It is an interesting ecosystem really where there is no definitive answers on some fundamental challenges facing Steem. I know of some people who are seen as community leaders that are much less so and, some who are seen as not who are working very hard for the community. Which one gets supported, the public or the behind the scenes persona?
To get the behind the scenes support requires being behind the scenes with the right people and to get public support means to have a public position that is worth supporting. I was saying the other day that those with influence with staked users should throw them community accounts that deserve more support because there is just no way the staked users can find them because when they do happen to be on Steem, they are going to be in their own interest areas.
There are some very hardworking people here on and off the platform and it would be great if in time there was a better pathway of discovery of them so that they would be able to do what they do without having to also continually chase support in order to do it. It would be more of a job within the community with less time spent working where they aren't very valuable.
This is part of the problem in some way here at the moment and one that would be largely solved by a broad middle-class and that is to be somewhat successful, someone has to be able to be pretty good at several areas that they may not necessarily be strong at. For example, a great developer might not be a great networker or, a brilliant artist might not be able to advertise themselves well enough to get support.
Having the middle-class network will mean that not only are there more active eyes across a wider variety of topics but, there is also an active network that will be able to connect talent to where it needs to be for support.

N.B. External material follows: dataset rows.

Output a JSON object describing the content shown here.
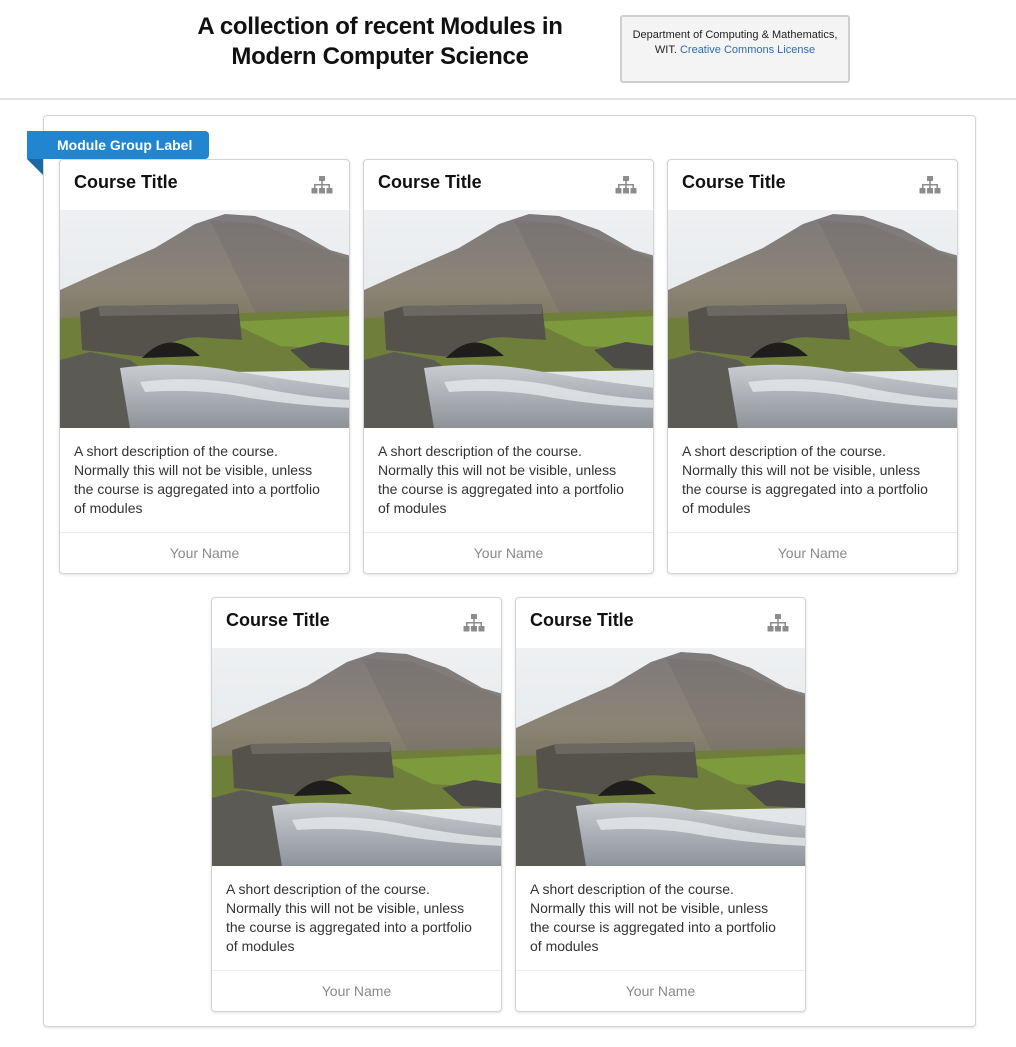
{
  "header": {
    "title": "A collection of recent Modules in Modern Computer Science",
    "credit_text": "Department of Computing & Mathematics, WIT.",
    "credit_link": "Creative Commons License"
  },
  "group": {
    "label": "Module Group Label"
  },
  "cards": [
    {
      "title": "Course Title",
      "icon": "sitemap-icon",
      "description": "A short description of the course. Normally this will not be visible, unless the course is aggregated into a portfolio of modules",
      "author": "Your Name"
    },
    {
      "title": "Course Title",
      "icon": "sitemap-icon",
      "description": "A short description of the course. Normally this will not be visible, unless the course is aggregated into a portfolio of modules",
      "author": "Your Name"
    },
    {
      "title": "Course Title",
      "icon": "sitemap-icon",
      "description": "A short description of the course. Normally this will not be visible, unless the course is aggregated into a portfolio of modules",
      "author": "Your Name"
    },
    {
      "title": "Course Title",
      "icon": "sitemap-icon",
      "description": "A short description of the course. Normally this will not be visible, unless the course is aggregated into a portfolio of modules",
      "author": "Your Name"
    },
    {
      "title": "Course Title",
      "icon": "sitemap-icon",
      "description": "A short description of the course. Normally this will not be visible, unless the course is aggregated into a portfolio of modules",
      "author": "Your Name"
    }
  ],
  "colors": {
    "ribbon": "#2185d0",
    "link": "#2a6fb8"
  }
}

It is the friend of a friend network.
What enough of this this will mean is that in time, those who are good actors will have more support and those who are bad will increasingly feel the pressure to change or be squeezed out of the system. No one will have to define what is good or bad, the network will do its job and will support accounts they can trust and avoid those they can't.
Overall, the platform will be a healthier ecosystem where there would be less need for any individual to have to have all the skills necessary meaning, everyone can do more of what they enjoy and where they want to learn. All of this takes time to build the infrastructure and network for but, there is not time like the present to start and the longer it takes, the more painful it will become.
[ a Steem original ]